▶ Work to be completed: The answer is a number and nothing else: the count of lines in these entries containing the word "text".

▶ Recorded data:
──────────

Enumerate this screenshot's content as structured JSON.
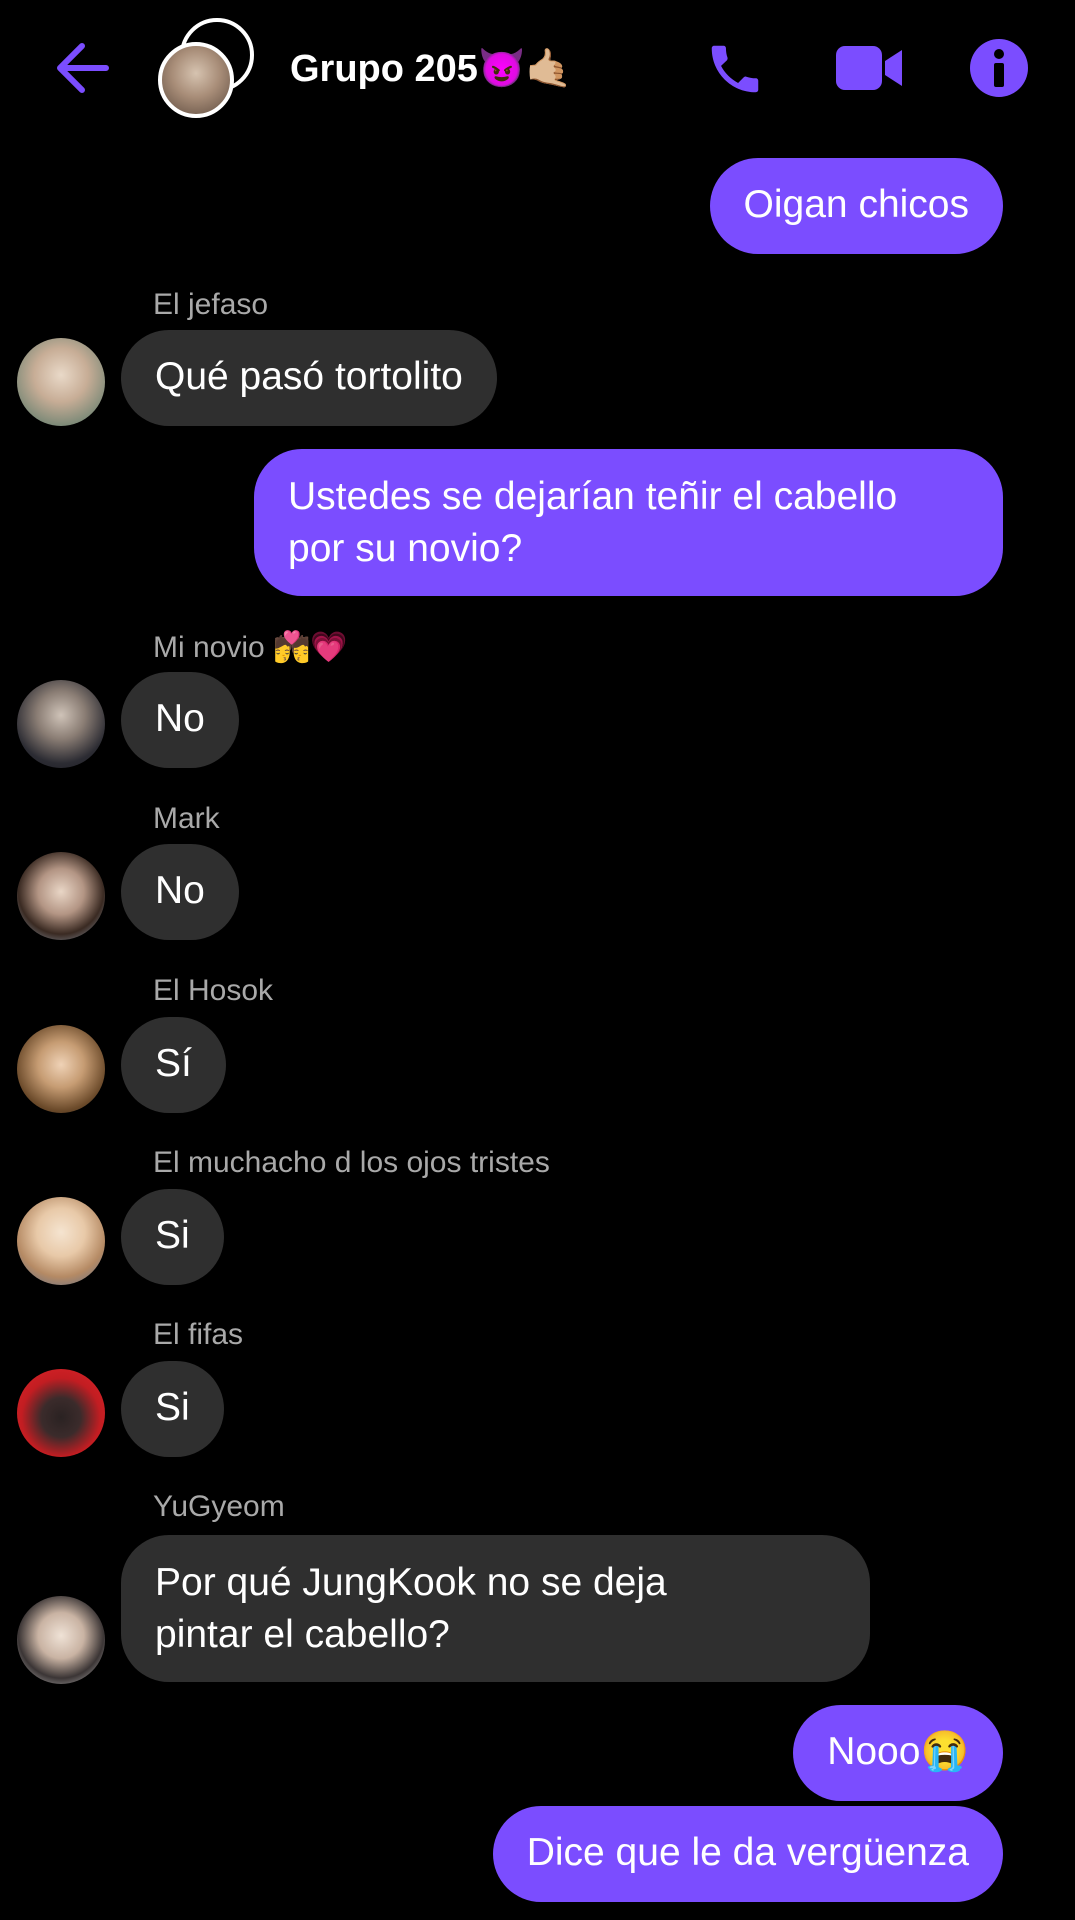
{
  "header": {
    "title": "Grupo 205",
    "title_emojis": "😈🤙🏼",
    "icons": [
      "back-arrow-icon",
      "phone-icon",
      "video-camera-icon",
      "info-icon"
    ],
    "accent_color": "#7b4dff"
  },
  "messages": [
    {
      "from": "me",
      "text": "Oigan chicos"
    },
    {
      "from": "them",
      "sender": "El jefaso",
      "text": "Qué pasó tortolito"
    },
    {
      "from": "me",
      "line1": "Ustedes se dejarían teñir el cabello",
      "line2": "por su novio?"
    },
    {
      "from": "them",
      "sender": "Mi novio",
      "sender_emojis": "💏💗",
      "text": "No"
    },
    {
      "from": "them",
      "sender": "Mark",
      "text": "No"
    },
    {
      "from": "them",
      "sender": "El Hosok",
      "text": "Sí"
    },
    {
      "from": "them",
      "sender": "El muchacho d los ojos tristes",
      "text": "Si"
    },
    {
      "from": "them",
      "sender": "El fifas",
      "text": "Si"
    },
    {
      "from": "them",
      "sender": "YuGyeom",
      "line1": "Por qué JungKook no se deja",
      "line2": "pintar el cabello?"
    },
    {
      "from": "me",
      "text": "Nooo",
      "emoji": "😭"
    },
    {
      "from": "me",
      "text": "Dice que le da vergüenza"
    }
  ]
}
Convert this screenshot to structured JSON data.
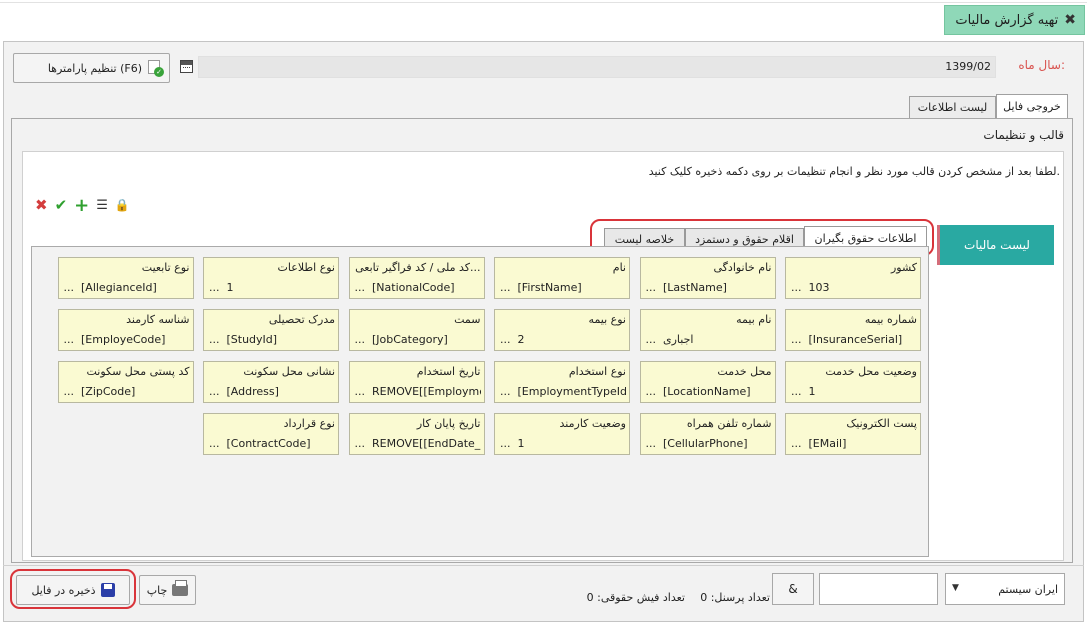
{
  "page_tab": {
    "title": "تهیه گزارش مالیات"
  },
  "params": {
    "button_label": "تنظیم پارامترها (F6)"
  },
  "month": {
    "label": "سال ماه:",
    "value": "1399/02"
  },
  "tabs": {
    "output": "خروجی فایل",
    "info_list": "لیست اطلاعات"
  },
  "section_title": "قالب و تنظیمات",
  "instruction": "لطفا بعد از مشخص کردن قالب مورد نظر و انجام تنظیمات بر روی دکمه ذخیره کلیک کنید.",
  "side_tab": "لیست مالیات",
  "subtabs": [
    "اطلاعات حقوق بگیران",
    "اقلام حقوق و دستمزد",
    "خلاصه لیست"
  ],
  "fields": [
    {
      "label": "کشور",
      "value": "103"
    },
    {
      "label": "نام خانوادگی",
      "value": "[LastName]"
    },
    {
      "label": "نام",
      "value": "[FirstName]"
    },
    {
      "label": "کد ملی / کد فراگیر تابعی...",
      "value": "[NationalCode]"
    },
    {
      "label": "نوع اطلاعات",
      "value": "1"
    },
    {
      "label": "نوع تابعیت",
      "value": "[AllegianceId]"
    },
    {
      "label": "شماره بیمه",
      "value": "[InsuranceSerial]"
    },
    {
      "label": "نام بیمه",
      "value": "اجباری"
    },
    {
      "label": "نوع بیمه",
      "value": "2"
    },
    {
      "label": "سمت",
      "value": "[JobCategory]"
    },
    {
      "label": "مدرک تحصیلی",
      "value": "[StudyId]"
    },
    {
      "label": "شناسه کارمند",
      "value": "[EmployeCode]"
    },
    {
      "label": "وضعیت محل خدمت",
      "value": "1"
    },
    {
      "label": "محل خدمت",
      "value": "[LocationName]"
    },
    {
      "label": "نوع استخدام",
      "value": "[EmploymentTypeId]"
    },
    {
      "label": "تاریخ استخدام",
      "value": "REMOVE[[Employme"
    },
    {
      "label": "نشانی محل سکونت",
      "value": "[Address]"
    },
    {
      "label": "کد پستی محل سکونت",
      "value": "[ZipCode]"
    },
    {
      "label": "پست الکترونیک",
      "value": "[EMail]"
    },
    {
      "label": "شماره تلفن همراه",
      "value": "[CellularPhone]"
    },
    {
      "label": "وضعیت کارمند",
      "value": "1"
    },
    {
      "label": "تاریخ پایان کار",
      "value": "REMOVE[[EndDate_S"
    },
    {
      "label": "نوع قرارداد",
      "value": "[ContractCode]"
    }
  ],
  "ellipsis": "...",
  "bottom": {
    "combo_value": "ایران سیستم",
    "amp_label": "&",
    "personnel_count": "تعداد پرسنل: 0",
    "slip_count": "تعداد فیش حقوقی: 0",
    "print_label": "چاپ",
    "save_label": "ذخیره در فایل"
  }
}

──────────

▶ Expected output: 9